**GOAL OF THE EXERCISE:** List all the lines in these records that hold "devices".

**LISTED ENTRIES:**
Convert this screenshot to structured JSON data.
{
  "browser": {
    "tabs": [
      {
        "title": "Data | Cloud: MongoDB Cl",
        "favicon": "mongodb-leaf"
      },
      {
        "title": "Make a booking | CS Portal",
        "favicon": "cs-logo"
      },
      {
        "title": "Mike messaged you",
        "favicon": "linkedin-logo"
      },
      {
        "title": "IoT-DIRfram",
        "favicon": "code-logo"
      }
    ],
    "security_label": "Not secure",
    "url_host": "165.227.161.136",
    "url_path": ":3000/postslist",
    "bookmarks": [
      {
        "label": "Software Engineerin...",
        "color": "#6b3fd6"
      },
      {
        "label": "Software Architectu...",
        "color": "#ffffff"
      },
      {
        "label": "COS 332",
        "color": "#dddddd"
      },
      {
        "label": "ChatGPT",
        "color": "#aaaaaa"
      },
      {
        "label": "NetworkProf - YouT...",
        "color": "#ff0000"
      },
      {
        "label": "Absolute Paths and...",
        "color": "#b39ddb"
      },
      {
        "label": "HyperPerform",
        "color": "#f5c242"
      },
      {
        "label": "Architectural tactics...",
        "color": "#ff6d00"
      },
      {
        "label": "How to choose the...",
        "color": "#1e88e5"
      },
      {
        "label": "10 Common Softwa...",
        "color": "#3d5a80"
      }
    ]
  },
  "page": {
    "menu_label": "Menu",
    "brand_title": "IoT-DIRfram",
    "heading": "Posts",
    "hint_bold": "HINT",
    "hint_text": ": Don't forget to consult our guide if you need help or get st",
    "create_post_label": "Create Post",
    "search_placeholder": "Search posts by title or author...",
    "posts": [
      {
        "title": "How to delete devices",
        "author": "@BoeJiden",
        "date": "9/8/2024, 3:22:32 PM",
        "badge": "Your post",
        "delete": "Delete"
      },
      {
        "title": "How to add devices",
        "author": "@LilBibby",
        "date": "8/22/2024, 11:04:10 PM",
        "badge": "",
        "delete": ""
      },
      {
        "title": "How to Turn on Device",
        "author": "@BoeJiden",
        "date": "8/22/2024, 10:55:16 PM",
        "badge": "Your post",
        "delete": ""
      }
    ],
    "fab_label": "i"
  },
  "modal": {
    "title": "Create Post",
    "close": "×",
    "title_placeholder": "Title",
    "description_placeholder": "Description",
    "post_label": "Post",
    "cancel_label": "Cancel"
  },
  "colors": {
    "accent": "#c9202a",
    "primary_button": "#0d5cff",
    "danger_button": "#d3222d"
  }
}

**WRITTEN ANSWER:**
        "title": "How to delete devices",
        "title": "How to add devices",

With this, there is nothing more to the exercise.